The U.S. released a top Iranian scientist Mojtaba Atarodi in April as part of the dealings with Iran in Geneva recently, the Times of Israel reported.
The secret back channel of negotiations between Iran and the United States, which led to this month’s interim deal in Geneva on Iran’s rogue nuclear program, has also seen a series of prisoner releases by both sides, which have played a central role in bridging the distance between the two nations, the Times of Israel has been told.
In the most dramatic of those releases, the US in April released a top Iranian scientist, Mojtaba Atarodi, who had been arrested in 2011 for attempting to acquire equipment that could be used for Iran’s military-nuclear programs.
Reportedly, American hikers Sarah Shourd, Shane Bauer, and Josh Fattal were individuals the Iranians released in 2010 and 2011 as part of the dealings.

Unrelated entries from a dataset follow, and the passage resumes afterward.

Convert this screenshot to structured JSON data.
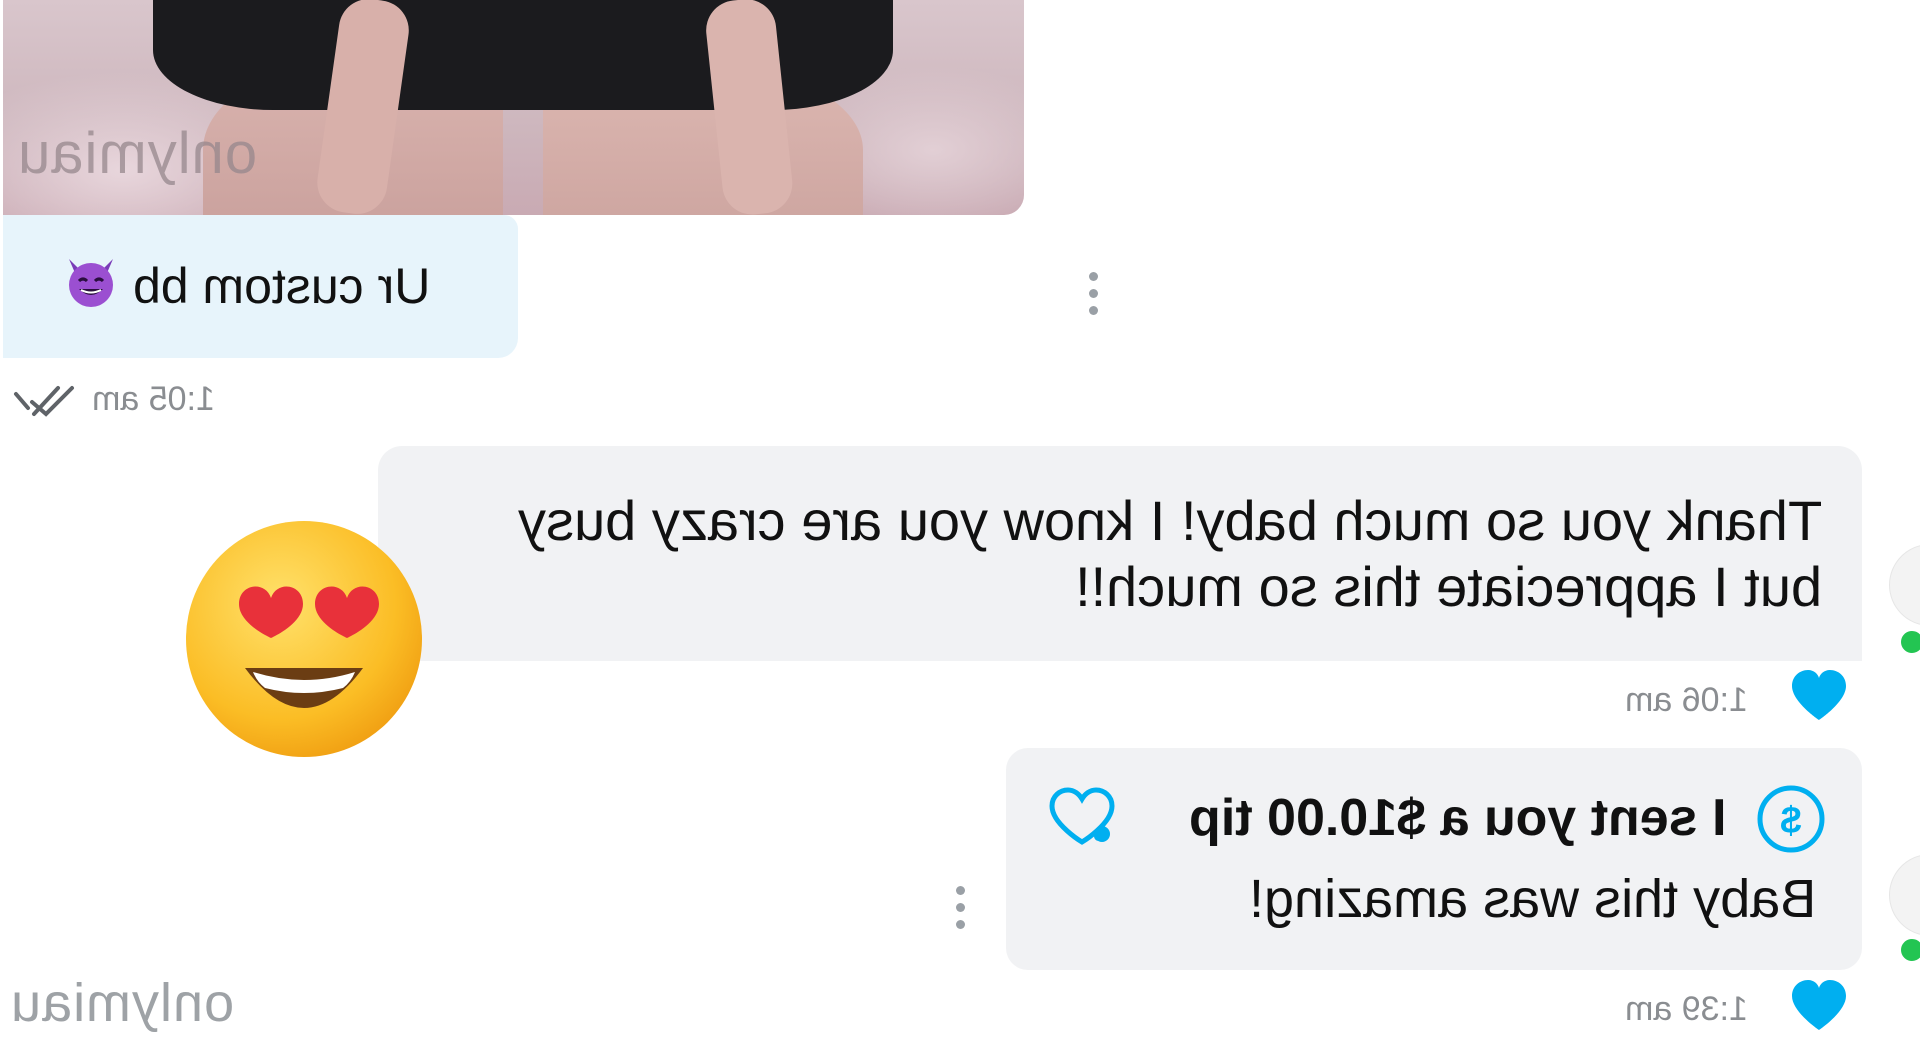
{
  "photo": {
    "watermark": "onlymiau",
    "icon": "photo-attachment"
  },
  "incoming": {
    "text": "Ur custom bb",
    "emoji": "😈",
    "time": "1:05 am",
    "status_icon": "double-check-icon"
  },
  "outgoing1": {
    "line1": "Thank you so much baby! I know you are crazy busy",
    "line2": "but I appreciate this so much!!",
    "side_emoji": "😍",
    "time": "1:06 am",
    "like_icon": "heart-icon"
  },
  "outgoing2": {
    "tip_text": "I sent you a $10.00 tip",
    "message": "Baby this was amazing!",
    "time": "1:39 am",
    "tip_icon": "dollar-icon",
    "like_icon": "heart-icon"
  },
  "watermark_bottom": "onlymiau",
  "colors": {
    "incoming_bubble": "#e7f4fb",
    "outgoing_bubble": "#f1f2f4",
    "accent_blue": "#00aff0",
    "timestamp": "#8a8d91",
    "online": "#23c552"
  }
}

In 2012, the United States began to reciprocate with its own release of Iranian prisoners Shahrzad Mir Gholikhan, Nosratollah Tajik, and Amir Hossein Seirafi.
According to the Times of Israel, Gholikhan was convicted on three counts of weapons trafficking. Tajik, a former Iranian ambassador to Jordan, was initially caught attempting to buy night-vision goggles from U.S. agents. He was later released after the U.S. decided not to follow up an extradition request it submitted to the British. In January of 2013 Seirafi was released; he was arrested in Frankfurt and convicted in the U.S. of attempting to purchase specialized vacuum pumps that could be used in the Iranian nuclear program.
In the meantime, Americans Robert Levinson, Amir Hekmati, and Saeed Abedini are currently imprisoned in Iran. U.S. State Department spokesman Jen Psaki told reporters on Tuesday, “The P5+1 talks focused exclusively on nuclear issues, but we have raised–repeatedly raised–his case and the cases of other detained American citizens including Amir Hekmati and Saeed Abedini in our bilateral discussions with Iran, including President Obama’s phone call with President Rouhani in September, so as recently as then, and we will continue to do so.”